## Try it
The string "this" may appear in lines of the data; report how many lines contain it, with no other output.

╔══

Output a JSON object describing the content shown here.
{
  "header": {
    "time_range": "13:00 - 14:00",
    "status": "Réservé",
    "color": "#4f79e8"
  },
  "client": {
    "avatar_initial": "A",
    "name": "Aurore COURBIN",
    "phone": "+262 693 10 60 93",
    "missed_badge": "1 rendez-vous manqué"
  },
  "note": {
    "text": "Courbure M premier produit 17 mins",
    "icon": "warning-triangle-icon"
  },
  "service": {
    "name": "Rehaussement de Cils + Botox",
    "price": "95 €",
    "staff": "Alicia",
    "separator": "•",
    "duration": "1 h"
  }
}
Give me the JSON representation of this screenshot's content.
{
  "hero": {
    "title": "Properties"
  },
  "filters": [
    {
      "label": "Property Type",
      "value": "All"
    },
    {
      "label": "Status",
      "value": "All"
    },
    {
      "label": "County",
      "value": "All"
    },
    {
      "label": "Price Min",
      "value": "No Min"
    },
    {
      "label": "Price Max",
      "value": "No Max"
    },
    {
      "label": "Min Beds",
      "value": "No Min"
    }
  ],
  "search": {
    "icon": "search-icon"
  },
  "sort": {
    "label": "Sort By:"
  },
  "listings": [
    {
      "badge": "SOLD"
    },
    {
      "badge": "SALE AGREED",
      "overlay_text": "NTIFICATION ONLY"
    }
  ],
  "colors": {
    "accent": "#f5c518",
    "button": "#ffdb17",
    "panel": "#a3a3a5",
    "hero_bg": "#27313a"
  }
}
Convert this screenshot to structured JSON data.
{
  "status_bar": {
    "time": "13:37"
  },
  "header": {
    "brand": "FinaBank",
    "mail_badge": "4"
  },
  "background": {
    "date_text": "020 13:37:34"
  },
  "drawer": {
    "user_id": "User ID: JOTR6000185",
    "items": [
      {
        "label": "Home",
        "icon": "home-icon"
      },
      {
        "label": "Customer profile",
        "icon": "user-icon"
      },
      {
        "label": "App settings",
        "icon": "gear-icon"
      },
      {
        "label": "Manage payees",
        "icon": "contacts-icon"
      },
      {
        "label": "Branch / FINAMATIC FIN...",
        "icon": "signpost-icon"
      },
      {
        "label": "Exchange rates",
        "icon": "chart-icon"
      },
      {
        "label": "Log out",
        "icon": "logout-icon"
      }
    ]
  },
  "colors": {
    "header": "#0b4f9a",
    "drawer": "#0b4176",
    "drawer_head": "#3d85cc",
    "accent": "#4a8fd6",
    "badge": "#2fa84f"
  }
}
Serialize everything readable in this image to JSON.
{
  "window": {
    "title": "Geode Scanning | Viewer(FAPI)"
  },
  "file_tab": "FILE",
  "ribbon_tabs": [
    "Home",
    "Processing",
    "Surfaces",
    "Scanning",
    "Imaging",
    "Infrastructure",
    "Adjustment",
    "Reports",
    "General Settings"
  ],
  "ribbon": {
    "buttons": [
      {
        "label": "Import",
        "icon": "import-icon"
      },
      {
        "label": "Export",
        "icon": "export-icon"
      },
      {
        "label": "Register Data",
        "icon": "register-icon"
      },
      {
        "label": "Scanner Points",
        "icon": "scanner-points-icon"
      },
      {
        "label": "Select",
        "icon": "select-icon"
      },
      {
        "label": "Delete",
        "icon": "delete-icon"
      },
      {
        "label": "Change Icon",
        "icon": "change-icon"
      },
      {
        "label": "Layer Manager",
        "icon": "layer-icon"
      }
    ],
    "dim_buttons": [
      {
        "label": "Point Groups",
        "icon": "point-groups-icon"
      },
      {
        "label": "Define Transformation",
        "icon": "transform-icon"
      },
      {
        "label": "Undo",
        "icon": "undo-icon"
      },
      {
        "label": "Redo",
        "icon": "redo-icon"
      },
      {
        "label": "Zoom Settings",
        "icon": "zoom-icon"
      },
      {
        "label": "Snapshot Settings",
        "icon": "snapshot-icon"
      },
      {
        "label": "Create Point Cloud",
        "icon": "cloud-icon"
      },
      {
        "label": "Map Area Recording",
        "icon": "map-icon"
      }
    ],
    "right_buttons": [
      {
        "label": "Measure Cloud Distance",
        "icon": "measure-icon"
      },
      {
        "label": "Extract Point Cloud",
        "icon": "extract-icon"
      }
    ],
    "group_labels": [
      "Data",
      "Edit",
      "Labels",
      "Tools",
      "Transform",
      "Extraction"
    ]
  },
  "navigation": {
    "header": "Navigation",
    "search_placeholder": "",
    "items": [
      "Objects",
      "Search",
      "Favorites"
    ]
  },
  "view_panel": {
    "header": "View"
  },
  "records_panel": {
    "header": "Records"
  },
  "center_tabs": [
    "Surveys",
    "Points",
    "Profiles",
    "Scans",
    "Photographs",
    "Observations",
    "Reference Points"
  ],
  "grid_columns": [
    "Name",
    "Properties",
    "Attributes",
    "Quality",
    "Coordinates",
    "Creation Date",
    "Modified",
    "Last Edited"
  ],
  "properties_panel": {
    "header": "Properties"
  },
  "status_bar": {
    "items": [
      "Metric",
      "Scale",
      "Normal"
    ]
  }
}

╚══

## Task response
3